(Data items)
=-=-=-=-=

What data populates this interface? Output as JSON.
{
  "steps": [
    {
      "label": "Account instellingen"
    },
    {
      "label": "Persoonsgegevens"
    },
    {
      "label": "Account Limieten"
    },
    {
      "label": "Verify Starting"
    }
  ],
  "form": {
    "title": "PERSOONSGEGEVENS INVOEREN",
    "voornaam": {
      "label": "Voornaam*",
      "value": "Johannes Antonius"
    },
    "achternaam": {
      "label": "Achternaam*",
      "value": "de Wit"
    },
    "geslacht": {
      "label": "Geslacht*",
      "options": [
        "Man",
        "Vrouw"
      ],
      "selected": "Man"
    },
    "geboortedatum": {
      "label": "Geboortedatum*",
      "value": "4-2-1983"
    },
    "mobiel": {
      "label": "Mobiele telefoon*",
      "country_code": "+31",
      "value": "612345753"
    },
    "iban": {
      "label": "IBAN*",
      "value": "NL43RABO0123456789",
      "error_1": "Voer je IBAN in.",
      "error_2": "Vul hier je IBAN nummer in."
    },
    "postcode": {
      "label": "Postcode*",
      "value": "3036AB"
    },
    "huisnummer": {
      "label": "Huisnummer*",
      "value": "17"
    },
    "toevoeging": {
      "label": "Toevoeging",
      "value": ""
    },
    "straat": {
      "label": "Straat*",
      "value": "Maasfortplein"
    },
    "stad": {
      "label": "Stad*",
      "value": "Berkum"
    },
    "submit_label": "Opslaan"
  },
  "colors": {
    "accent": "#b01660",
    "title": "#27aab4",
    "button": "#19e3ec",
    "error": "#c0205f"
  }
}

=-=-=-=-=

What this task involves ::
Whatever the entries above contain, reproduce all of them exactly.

Response to this exercise ::
What data populates this interface? Output as JSON.
{
  "steps": [
    {
      "label": "Account instellingen"
    },
    {
      "label": "Persoonsgegevens"
    },
    {
      "label": "Account Limieten"
    },
    {
      "label": "Verify Starting"
    }
  ],
  "form": {
    "title": "PERSOONSGEGEVENS INVOEREN",
    "voornaam": {
      "label": "Voornaam*",
      "value": "Johannes Antonius"
    },
    "achternaam": {
      "label": "Achternaam*",
      "value": "de Wit"
    },
    "geslacht": {
      "label": "Geslacht*",
      "options": [
        "Man",
        "Vrouw"
      ],
      "selected": "Man"
    },
    "geboortedatum": {
      "label": "Geboortedatum*",
      "value": "4-2-1983"
    },
    "mobiel": {
      "label": "Mobiele telefoon*",
      "country_code": "+31",
      "value": "612345753"
    },
    "iban": {
      "label": "IBAN*",
      "value": "NL43RABO0123456789",
      "error_1": "Voer je IBAN in.",
      "error_2": "Vul hier je IBAN nummer in."
    },
    "postcode": {
      "label": "Postcode*",
      "value": "3036AB"
    },
    "huisnummer": {
      "label": "Huisnummer*",
      "value": "17"
    },
    "toevoeging": {
      "label": "Toevoeging",
      "value": ""
    },
    "straat": {
      "label": "Straat*",
      "value": "Maasfortplein"
    },
    "stad": {
      "label": "Stad*",
      "value": "Berkum"
    },
    "submit_label": "Opslaan"
  },
  "colors": {
    "accent": "#b01660",
    "title": "#27aab4",
    "button": "#19e3ec",
    "error": "#c0205f"
  }
}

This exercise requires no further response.